Directions |
Within these entries, which lines include the string "match"? Copy each one.

Data for the task |
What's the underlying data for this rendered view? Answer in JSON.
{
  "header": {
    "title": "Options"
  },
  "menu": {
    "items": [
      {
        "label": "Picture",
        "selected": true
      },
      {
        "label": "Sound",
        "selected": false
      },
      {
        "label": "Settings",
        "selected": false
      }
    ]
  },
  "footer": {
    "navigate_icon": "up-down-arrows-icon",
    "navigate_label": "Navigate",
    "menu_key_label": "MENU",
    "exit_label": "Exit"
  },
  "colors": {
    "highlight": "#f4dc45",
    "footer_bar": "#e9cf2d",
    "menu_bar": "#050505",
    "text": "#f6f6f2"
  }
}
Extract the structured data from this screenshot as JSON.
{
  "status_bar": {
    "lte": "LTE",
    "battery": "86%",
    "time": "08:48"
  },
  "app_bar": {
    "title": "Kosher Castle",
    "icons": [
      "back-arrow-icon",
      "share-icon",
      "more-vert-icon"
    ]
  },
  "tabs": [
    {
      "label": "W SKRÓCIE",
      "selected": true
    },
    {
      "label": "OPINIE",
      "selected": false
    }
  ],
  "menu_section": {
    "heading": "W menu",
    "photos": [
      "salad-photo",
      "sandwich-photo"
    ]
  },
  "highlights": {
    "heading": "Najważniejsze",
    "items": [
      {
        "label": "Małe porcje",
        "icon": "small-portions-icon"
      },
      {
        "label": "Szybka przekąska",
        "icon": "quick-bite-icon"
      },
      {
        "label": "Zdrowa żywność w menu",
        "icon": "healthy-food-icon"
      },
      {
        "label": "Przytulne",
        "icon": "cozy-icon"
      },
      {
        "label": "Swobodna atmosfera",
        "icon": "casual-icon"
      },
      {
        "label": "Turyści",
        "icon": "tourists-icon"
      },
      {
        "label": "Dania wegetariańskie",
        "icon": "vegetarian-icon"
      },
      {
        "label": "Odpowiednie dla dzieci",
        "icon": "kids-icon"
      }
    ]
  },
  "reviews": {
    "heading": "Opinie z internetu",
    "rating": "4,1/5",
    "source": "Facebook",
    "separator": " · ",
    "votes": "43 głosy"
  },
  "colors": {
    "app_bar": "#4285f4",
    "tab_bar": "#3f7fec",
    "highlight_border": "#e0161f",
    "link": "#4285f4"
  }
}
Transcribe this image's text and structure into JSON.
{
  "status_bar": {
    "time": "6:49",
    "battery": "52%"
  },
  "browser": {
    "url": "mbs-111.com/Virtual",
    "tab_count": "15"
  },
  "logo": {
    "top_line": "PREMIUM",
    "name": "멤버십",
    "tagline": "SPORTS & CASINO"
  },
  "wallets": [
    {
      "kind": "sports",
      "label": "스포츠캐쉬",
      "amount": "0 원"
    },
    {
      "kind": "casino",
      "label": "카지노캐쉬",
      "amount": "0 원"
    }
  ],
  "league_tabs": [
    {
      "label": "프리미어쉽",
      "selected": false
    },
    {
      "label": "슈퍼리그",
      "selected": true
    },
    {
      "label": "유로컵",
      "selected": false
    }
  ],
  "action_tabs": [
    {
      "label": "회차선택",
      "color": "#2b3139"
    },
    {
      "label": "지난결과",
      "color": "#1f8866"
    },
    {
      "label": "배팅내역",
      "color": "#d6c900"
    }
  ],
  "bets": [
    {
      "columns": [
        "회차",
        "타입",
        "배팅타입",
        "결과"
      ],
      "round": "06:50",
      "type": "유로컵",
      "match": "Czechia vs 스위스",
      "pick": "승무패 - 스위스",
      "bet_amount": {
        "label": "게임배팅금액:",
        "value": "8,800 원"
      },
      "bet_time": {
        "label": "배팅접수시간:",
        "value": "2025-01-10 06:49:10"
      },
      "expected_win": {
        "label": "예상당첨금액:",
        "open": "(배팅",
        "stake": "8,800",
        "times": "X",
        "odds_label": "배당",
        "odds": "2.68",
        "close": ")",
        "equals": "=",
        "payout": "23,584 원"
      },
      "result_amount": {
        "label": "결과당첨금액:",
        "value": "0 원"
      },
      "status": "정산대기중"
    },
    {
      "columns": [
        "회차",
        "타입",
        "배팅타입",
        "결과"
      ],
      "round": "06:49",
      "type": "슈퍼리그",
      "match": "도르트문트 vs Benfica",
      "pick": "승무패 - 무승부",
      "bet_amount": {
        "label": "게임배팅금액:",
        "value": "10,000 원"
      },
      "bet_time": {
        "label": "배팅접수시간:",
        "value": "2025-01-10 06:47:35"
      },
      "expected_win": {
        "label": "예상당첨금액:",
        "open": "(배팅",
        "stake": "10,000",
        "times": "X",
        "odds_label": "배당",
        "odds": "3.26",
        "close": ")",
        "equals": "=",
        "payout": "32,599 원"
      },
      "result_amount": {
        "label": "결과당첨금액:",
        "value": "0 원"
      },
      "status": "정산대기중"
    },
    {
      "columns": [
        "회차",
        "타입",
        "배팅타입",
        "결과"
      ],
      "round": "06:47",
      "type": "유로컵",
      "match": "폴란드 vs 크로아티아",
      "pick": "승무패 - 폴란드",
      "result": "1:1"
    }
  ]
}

Response area |
      "match": "Czechia vs 스위스",
      "match": "도르트문트 vs Benfica",
      "match": "폴란드 vs 크로아티아",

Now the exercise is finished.